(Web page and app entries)

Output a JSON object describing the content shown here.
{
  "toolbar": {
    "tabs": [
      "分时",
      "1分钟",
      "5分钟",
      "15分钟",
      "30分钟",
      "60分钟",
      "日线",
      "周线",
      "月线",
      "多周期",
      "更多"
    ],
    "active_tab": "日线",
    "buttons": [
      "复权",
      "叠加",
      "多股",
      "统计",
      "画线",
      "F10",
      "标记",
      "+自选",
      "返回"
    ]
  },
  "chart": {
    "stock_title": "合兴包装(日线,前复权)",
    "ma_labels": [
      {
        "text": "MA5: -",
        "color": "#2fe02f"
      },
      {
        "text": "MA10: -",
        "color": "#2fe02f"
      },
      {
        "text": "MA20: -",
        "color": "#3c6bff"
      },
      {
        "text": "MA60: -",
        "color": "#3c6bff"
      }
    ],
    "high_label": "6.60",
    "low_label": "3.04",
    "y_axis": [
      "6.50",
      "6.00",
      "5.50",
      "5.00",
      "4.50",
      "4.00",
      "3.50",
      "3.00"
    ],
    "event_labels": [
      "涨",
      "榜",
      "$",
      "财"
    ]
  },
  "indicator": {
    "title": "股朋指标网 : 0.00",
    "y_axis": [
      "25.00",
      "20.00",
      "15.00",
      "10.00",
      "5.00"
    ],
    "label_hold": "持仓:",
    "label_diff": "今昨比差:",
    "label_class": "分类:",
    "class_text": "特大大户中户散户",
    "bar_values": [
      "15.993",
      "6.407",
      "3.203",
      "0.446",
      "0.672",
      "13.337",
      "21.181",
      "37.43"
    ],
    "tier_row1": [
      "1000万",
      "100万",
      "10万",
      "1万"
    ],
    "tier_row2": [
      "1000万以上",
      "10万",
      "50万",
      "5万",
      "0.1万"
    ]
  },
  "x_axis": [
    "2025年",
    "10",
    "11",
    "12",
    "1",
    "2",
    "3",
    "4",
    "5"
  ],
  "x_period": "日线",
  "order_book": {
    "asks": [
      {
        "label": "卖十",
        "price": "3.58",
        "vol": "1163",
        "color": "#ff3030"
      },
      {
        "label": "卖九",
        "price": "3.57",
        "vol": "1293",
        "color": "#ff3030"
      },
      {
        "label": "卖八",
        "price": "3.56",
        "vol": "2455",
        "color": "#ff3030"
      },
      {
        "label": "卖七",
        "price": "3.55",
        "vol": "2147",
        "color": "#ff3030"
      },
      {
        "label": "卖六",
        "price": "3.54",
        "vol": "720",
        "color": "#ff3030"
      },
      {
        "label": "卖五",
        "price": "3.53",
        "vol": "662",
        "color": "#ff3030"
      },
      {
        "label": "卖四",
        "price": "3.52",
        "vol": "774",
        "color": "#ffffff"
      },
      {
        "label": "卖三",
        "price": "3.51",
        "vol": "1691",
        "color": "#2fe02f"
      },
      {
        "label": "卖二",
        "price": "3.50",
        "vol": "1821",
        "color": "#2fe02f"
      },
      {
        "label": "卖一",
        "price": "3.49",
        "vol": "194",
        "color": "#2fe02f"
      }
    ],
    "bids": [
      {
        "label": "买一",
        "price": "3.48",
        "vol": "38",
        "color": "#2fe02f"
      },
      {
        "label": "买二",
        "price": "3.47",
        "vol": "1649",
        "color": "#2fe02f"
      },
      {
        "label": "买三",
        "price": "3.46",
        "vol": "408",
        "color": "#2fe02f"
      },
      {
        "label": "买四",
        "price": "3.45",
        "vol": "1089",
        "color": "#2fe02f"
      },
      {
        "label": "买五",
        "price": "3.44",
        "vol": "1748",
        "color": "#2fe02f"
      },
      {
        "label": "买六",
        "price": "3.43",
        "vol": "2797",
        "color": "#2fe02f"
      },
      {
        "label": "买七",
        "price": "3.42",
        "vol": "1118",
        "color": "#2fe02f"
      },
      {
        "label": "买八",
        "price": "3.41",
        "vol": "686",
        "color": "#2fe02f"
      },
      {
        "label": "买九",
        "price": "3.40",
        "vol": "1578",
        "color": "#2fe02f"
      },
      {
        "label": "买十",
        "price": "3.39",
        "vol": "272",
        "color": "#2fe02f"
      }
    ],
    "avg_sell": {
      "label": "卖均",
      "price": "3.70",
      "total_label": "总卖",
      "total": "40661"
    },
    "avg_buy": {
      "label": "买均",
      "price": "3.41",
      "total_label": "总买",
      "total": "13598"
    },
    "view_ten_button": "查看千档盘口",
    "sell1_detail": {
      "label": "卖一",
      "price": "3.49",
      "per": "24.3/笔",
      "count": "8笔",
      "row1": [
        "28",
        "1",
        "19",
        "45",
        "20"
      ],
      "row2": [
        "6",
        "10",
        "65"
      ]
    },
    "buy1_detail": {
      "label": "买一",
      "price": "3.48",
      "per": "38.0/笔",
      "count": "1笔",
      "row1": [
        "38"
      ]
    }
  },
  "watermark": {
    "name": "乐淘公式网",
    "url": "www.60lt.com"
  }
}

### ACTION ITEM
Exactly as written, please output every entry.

### EXPECTED ANSWER
Output a JSON object describing the content shown here.
{
  "toolbar": {
    "tabs": [
      "分时",
      "1分钟",
      "5分钟",
      "15分钟",
      "30分钟",
      "60分钟",
      "日线",
      "周线",
      "月线",
      "多周期",
      "更多"
    ],
    "active_tab": "日线",
    "buttons": [
      "复权",
      "叠加",
      "多股",
      "统计",
      "画线",
      "F10",
      "标记",
      "+自选",
      "返回"
    ]
  },
  "chart": {
    "stock_title": "合兴包装(日线,前复权)",
    "ma_labels": [
      {
        "text": "MA5: -",
        "color": "#2fe02f"
      },
      {
        "text": "MA10: -",
        "color": "#2fe02f"
      },
      {
        "text": "MA20: -",
        "color": "#3c6bff"
      },
      {
        "text": "MA60: -",
        "color": "#3c6bff"
      }
    ],
    "high_label": "6.60",
    "low_label": "3.04",
    "y_axis": [
      "6.50",
      "6.00",
      "5.50",
      "5.00",
      "4.50",
      "4.00",
      "3.50",
      "3.00"
    ],
    "event_labels": [
      "涨",
      "榜",
      "$",
      "财"
    ]
  },
  "indicator": {
    "title": "股朋指标网 : 0.00",
    "y_axis": [
      "25.00",
      "20.00",
      "15.00",
      "10.00",
      "5.00"
    ],
    "label_hold": "持仓:",
    "label_diff": "今昨比差:",
    "label_class": "分类:",
    "class_text": "特大大户中户散户",
    "bar_values": [
      "15.993",
      "6.407",
      "3.203",
      "0.446",
      "0.672",
      "13.337",
      "21.181",
      "37.43"
    ],
    "tier_row1": [
      "1000万",
      "100万",
      "10万",
      "1万"
    ],
    "tier_row2": [
      "1000万以上",
      "10万",
      "50万",
      "5万",
      "0.1万"
    ]
  },
  "x_axis": [
    "2025年",
    "10",
    "11",
    "12",
    "1",
    "2",
    "3",
    "4",
    "5"
  ],
  "x_period": "日线",
  "order_book": {
    "asks": [
      {
        "label": "卖十",
        "price": "3.58",
        "vol": "1163",
        "color": "#ff3030"
      },
      {
        "label": "卖九",
        "price": "3.57",
        "vol": "1293",
        "color": "#ff3030"
      },
      {
        "label": "卖八",
        "price": "3.56",
        "vol": "2455",
        "color": "#ff3030"
      },
      {
        "label": "卖七",
        "price": "3.55",
        "vol": "2147",
        "color": "#ff3030"
      },
      {
        "label": "卖六",
        "price": "3.54",
        "vol": "720",
        "color": "#ff3030"
      },
      {
        "label": "卖五",
        "price": "3.53",
        "vol": "662",
        "color": "#ff3030"
      },
      {
        "label": "卖四",
        "price": "3.52",
        "vol": "774",
        "color": "#ffffff"
      },
      {
        "label": "卖三",
        "price": "3.51",
        "vol": "1691",
        "color": "#2fe02f"
      },
      {
        "label": "卖二",
        "price": "3.50",
        "vol": "1821",
        "color": "#2fe02f"
      },
      {
        "label": "卖一",
        "price": "3.49",
        "vol": "194",
        "color": "#2fe02f"
      }
    ],
    "bids": [
      {
        "label": "买一",
        "price": "3.48",
        "vol": "38",
        "color": "#2fe02f"
      },
      {
        "label": "买二",
        "price": "3.47",
        "vol": "1649",
        "color": "#2fe02f"
      },
      {
        "label": "买三",
        "price": "3.46",
        "vol": "408",
        "color": "#2fe02f"
      },
      {
        "label": "买四",
        "price": "3.45",
        "vol": "1089",
        "color": "#2fe02f"
      },
      {
        "label": "买五",
        "price": "3.44",
        "vol": "1748",
        "color": "#2fe02f"
      },
      {
        "label": "买六",
        "price": "3.43",
        "vol": "2797",
        "color": "#2fe02f"
      },
      {
        "label": "买七",
        "price": "3.42",
        "vol": "1118",
        "color": "#2fe02f"
      },
      {
        "label": "买八",
        "price": "3.41",
        "vol": "686",
        "color": "#2fe02f"
      },
      {
        "label": "买九",
        "price": "3.40",
        "vol": "1578",
        "color": "#2fe02f"
      },
      {
        "label": "买十",
        "price": "3.39",
        "vol": "272",
        "color": "#2fe02f"
      }
    ],
    "avg_sell": {
      "label": "卖均",
      "price": "3.70",
      "total_label": "总卖",
      "total": "40661"
    },
    "avg_buy": {
      "label": "买均",
      "price": "3.41",
      "total_label": "总买",
      "total": "13598"
    },
    "view_ten_button": "查看千档盘口",
    "sell1_detail": {
      "label": "卖一",
      "price": "3.49",
      "per": "24.3/笔",
      "count": "8笔",
      "row1": [
        "28",
        "1",
        "19",
        "45",
        "20"
      ],
      "row2": [
        "6",
        "10",
        "65"
      ]
    },
    "buy1_detail": {
      "label": "买一",
      "price": "3.48",
      "per": "38.0/笔",
      "count": "1笔",
      "row1": [
        "38"
      ]
    }
  },
  "watermark": {
    "name": "乐淘公式网",
    "url": "www.60lt.com"
  }
}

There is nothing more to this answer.